Tracing Lucy's Journey

With all the gravity assists and flybys, Lucy’s orbital path resembles a pretzel.

First the spacecraft will do a one-year loop around the Sun and then do a close Earth flyby for its first gravity assist. “That might seem like a waste of time, but from an orbital mechanics standpoint it makes sense,” Brian says.

That gravity assist will “slingshot” Lucy past Mars, where it will do a deep space maneuver to change its trajectory so that when the spacecraft returns to Earth orbit for a second time, it will be traveling much faster – from its initial 27,000 mph relative to Earth to 34,000 mph. The second gravity assist, scheduled in 2024, will take that greater velocity and redirect Lucy to the Trojans.

Normally, it takes nine months for a spacecraft to reach Mars. With the gravity assist, “we’re just screaming past the Earth,” Brian explains.  “In four months, we would not only have blown past Mars orbit, but we’re already smack-dab in the middle of (Jupiter’s) main belt asteroids.”

These gravity assists also mean that Lucy needs to bring less propellant on board, significantly saving on weight and cost. Without the gravity assists, the spacecraft would have had to carry five times more fuel to get where it’s supposed to go. 


A Space Career Comes Full Circle

Brian Sutter traces his interest in orbital mechanics back to age 12 and 2001: A Space Odyssey.
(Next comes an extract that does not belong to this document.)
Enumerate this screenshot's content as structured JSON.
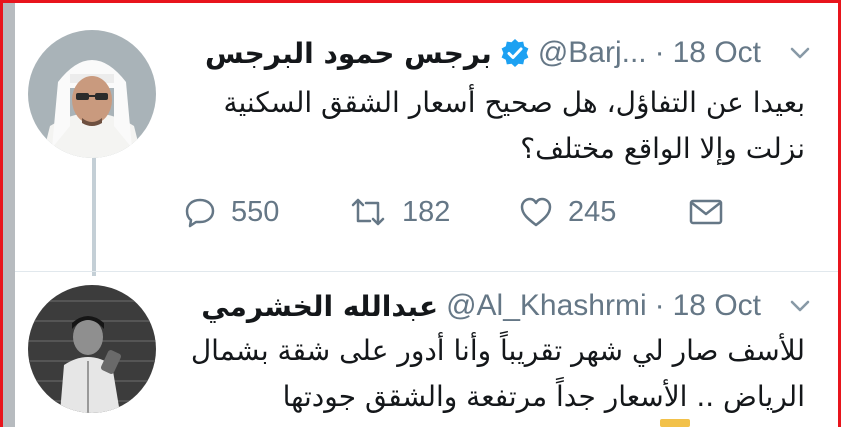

“In the book, there’s a passage where (author) Arthur C. Clarke talks about doing gravity assists, stealing energy from a planet to boost your trajectory and they flew by an asteroid,” he recalls. “That really captured my imagination. I said I’d really like to learn that, and that interest never went away.”

Brian got a degree in aerospace engineering from the University of Michigan and started designing spacecraft trajectories for then-Martin Marietta. “I was in heaven,” he recalls.
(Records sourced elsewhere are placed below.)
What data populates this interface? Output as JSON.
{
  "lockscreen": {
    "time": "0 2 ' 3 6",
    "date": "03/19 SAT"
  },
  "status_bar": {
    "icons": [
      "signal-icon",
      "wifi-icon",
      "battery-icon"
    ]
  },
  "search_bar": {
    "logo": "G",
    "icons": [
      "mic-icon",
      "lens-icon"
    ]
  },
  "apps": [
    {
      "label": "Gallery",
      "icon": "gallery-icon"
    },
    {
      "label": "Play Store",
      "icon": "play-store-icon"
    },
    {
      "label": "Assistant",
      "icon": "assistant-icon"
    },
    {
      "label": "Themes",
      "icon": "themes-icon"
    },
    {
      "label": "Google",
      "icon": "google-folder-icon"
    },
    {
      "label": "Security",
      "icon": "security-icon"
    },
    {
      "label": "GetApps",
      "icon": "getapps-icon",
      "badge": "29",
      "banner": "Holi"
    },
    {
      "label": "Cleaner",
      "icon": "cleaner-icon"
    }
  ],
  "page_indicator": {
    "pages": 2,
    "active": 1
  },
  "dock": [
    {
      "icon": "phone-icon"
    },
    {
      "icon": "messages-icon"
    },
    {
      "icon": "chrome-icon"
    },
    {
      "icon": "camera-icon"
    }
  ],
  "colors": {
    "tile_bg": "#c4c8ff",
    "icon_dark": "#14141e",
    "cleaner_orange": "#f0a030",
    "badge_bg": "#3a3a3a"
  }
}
Since then, Brian has been a part of every NASA planetary mission that Lockheed Martin has worked on.

In his career, Brian has experienced some “amazing coincidences” linked to 2001: A Space Odyssey. His first mission was NASA’s 2001 Mars Odyssey in the late 1990s. Now, with the Lucy mission, he sees other connections.

“In the movie, the crew goes out to look at a mystery that's happening in Jupiter's orbit. That's where Lucy is going,” he notes. “2001 has a computer named HAL. Guess what? We’ve got a principal investigator named Hal (Levinson).”

Brian sums it up this way: “Starting off as this little kid reading 2001: A Space Odyssey and then flying the Lucy mission – it’s all coming full circle for me.”